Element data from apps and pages

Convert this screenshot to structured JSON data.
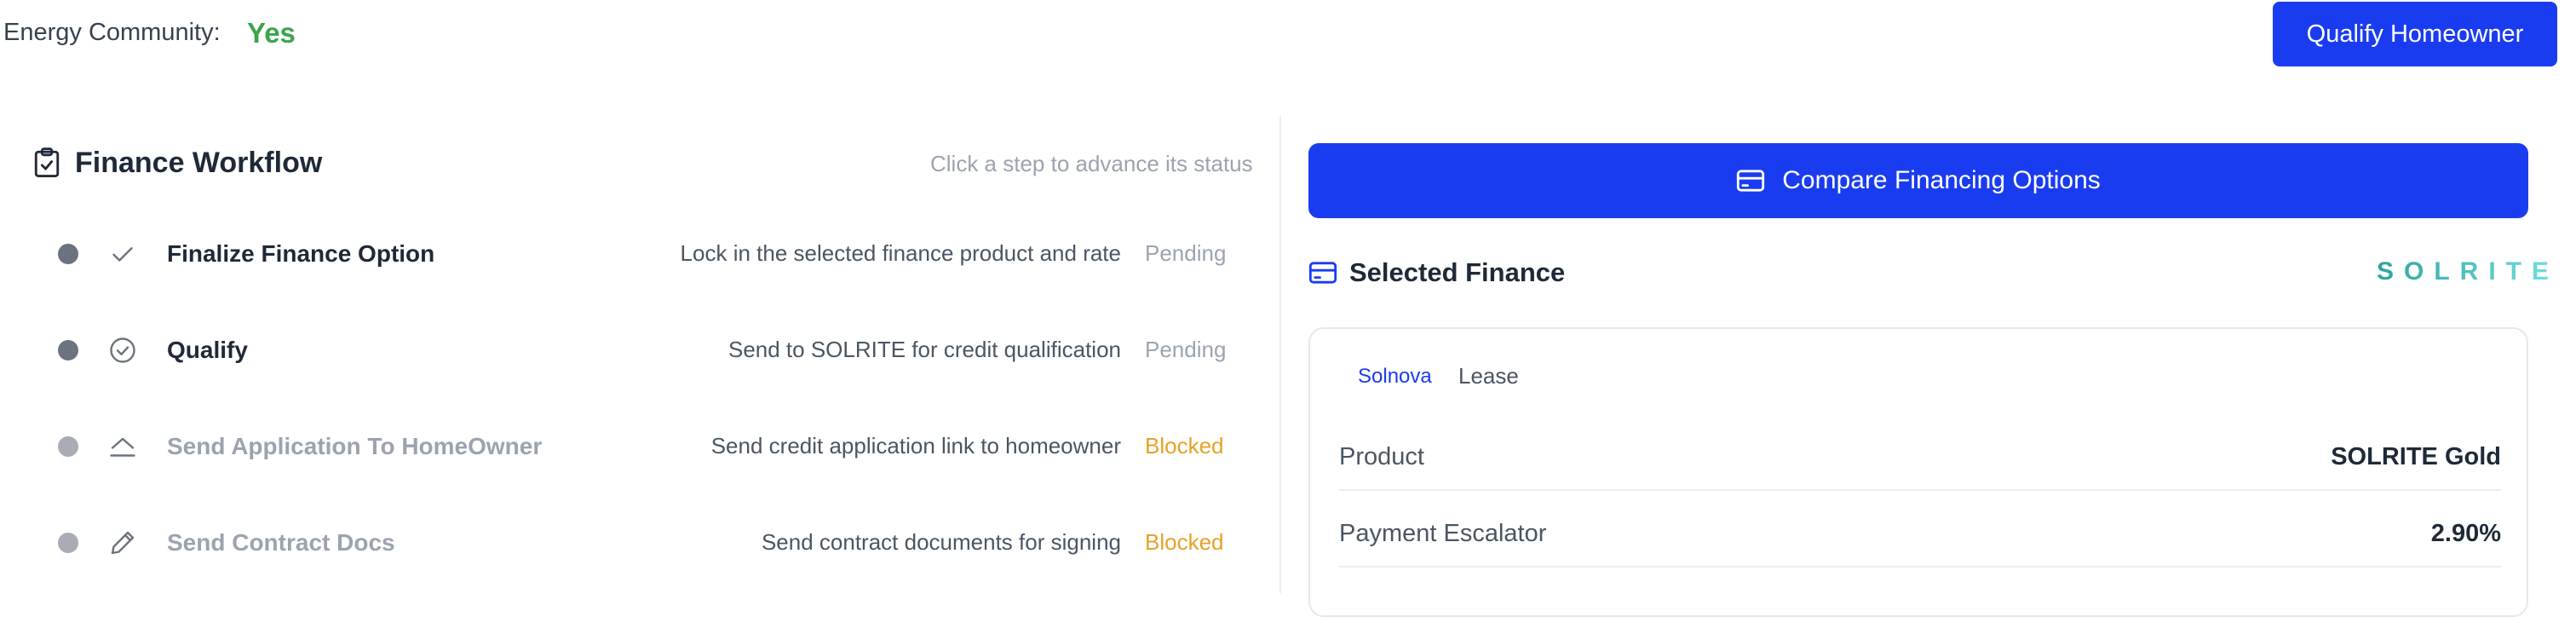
{
  "header": {
    "energy_community_label": "Energy Community:",
    "energy_community_value": "Yes",
    "qualify_button": "Qualify Homeowner"
  },
  "workflow": {
    "title": "Finance Workflow",
    "hint": "Click a step to advance its status",
    "steps": [
      {
        "name": "Finalize Finance Option",
        "description": "Lock in the selected finance product and rate",
        "status": "Pending",
        "icon": "check-icon"
      },
      {
        "name": "Qualify",
        "description": "Send to SOLRITE for credit qualification",
        "status": "Pending",
        "icon": "check-circle-icon"
      },
      {
        "name": "Send Application To HomeOwner",
        "description": "Send credit application link to homeowner",
        "status": "Blocked",
        "icon": "send-tray-icon"
      },
      {
        "name": "Send Contract Docs",
        "description": "Send contract documents for signing",
        "status": "Blocked",
        "icon": "pencil-icon"
      }
    ]
  },
  "finance": {
    "compare_button": "Compare Financing Options",
    "selected_title": "Selected Finance",
    "brand_logo": "SOLRITE",
    "tabs": [
      "Solnova",
      "Lease"
    ],
    "rows": [
      {
        "label": "Product",
        "value": "SOLRITE Gold"
      },
      {
        "label": "Payment Escalator",
        "value": "2.90%"
      }
    ]
  },
  "colors": {
    "primary": "#1a3cf0",
    "success": "#3aa44b",
    "blocked": "#e8a128",
    "pending": "#9ca3af"
  }
}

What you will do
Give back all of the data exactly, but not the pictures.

Solved exercise
Convert this screenshot to structured JSON data.
{
  "header": {
    "energy_community_label": "Energy Community:",
    "energy_community_value": "Yes",
    "qualify_button": "Qualify Homeowner"
  },
  "workflow": {
    "title": "Finance Workflow",
    "hint": "Click a step to advance its status",
    "steps": [
      {
        "name": "Finalize Finance Option",
        "description": "Lock in the selected finance product and rate",
        "status": "Pending",
        "icon": "check-icon"
      },
      {
        "name": "Qualify",
        "description": "Send to SOLRITE for credit qualification",
        "status": "Pending",
        "icon": "check-circle-icon"
      },
      {
        "name": "Send Application To HomeOwner",
        "description": "Send credit application link to homeowner",
        "status": "Blocked",
        "icon": "send-tray-icon"
      },
      {
        "name": "Send Contract Docs",
        "description": "Send contract documents for signing",
        "status": "Blocked",
        "icon": "pencil-icon"
      }
    ]
  },
  "finance": {
    "compare_button": "Compare Financing Options",
    "selected_title": "Selected Finance",
    "brand_logo": "SOLRITE",
    "tabs": [
      "Solnova",
      "Lease"
    ],
    "rows": [
      {
        "label": "Product",
        "value": "SOLRITE Gold"
      },
      {
        "label": "Payment Escalator",
        "value": "2.90%"
      }
    ]
  },
  "colors": {
    "primary": "#1a3cf0",
    "success": "#3aa44b",
    "blocked": "#e8a128",
    "pending": "#9ca3af"
  }
}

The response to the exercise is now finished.